Shortly after sending Tranche 1 to the MISO Board for final approval, MISO will immediately begin its modeling for Tranche 2 of the LRTP process, which will use Futures 2 and 3 and will also be focused on MISO Midwest. The LRTP process will then turn its attention to MISO South in Tranche 3, which is anticipated to be sent for approval to the MISO Board of Directors in 2023 or 2024. Lastly, MISO will investigate how to increase the size of the “interface”, or connections, between MISO South and MISO Midwest in Tranche 4 to allow more electricity to flow between these two subregions.
While outdated and only an illustration, the following two maps show transmission expansions for Future 1 and Future 3:
Other planning regions should follow MISO’s lead
While not perfect, MISO’s use of scenario planning for designing the grid of tomorrow should be a model for other planning regions to emulate. Below is a non-exhaustive list of items that regions should include when engaging in this type of forward-looking planning:
- Planning regions should evaluate multiple scenarios, which must create a range of plausible futures with a conservative bookend on one end of the continuum and an aggressive bookend at the other end.
- Assumptions should include compliance with federal, state and local clean energy and carbon reduction goals as well as utility goals. The most conservative future should include 100% of binding plans and goals and between 70-90% of compliance with non-binding but promised plans and goals. The most aggressive future should include 100% of all plans and goals.
- Assumptions about adoption rates of electrification in the transportation and building sectors should be based on recent and expected trends.
- Assumptions about how much new generators would cost to build, what level of efficiency they are likely to achieve, their fuel costs, and retirements of existing generators should be based on recent and expected trends.
- Assumptions should also be made concerning the likelihood of more frequent extreme weather events to ensure that sufficient transmission exists to keep the lights on in the face of severe weather.
MISO’s leadership demonstrates that scenario planning is an essential tool for designing the grid of tomorrow.
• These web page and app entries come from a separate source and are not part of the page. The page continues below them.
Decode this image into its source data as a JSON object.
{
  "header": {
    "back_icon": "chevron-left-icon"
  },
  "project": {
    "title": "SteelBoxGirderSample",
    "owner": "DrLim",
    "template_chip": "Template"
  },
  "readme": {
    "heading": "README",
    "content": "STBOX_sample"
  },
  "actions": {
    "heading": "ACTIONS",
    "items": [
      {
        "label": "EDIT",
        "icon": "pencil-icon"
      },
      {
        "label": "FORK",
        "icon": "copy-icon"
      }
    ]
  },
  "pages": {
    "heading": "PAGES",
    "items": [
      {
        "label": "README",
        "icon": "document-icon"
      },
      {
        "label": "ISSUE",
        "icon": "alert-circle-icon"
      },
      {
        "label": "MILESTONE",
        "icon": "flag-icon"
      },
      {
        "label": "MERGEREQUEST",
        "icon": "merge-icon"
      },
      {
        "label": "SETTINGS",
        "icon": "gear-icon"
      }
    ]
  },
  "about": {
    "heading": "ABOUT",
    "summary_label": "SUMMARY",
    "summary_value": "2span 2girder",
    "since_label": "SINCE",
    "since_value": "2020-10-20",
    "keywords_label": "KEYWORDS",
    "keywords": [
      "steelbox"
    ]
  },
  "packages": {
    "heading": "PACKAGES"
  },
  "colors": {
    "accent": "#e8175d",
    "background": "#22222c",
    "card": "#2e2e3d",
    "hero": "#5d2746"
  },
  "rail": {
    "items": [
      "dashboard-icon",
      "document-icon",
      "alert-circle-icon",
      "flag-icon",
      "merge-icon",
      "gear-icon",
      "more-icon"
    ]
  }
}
In the face of a rapidly changing electric sector, grid planners should follow MISO’s lead and plan for the future. To not do so will lead to a grid that is more expensive, less reliable, and unprepared for the clean energy future we know is coming.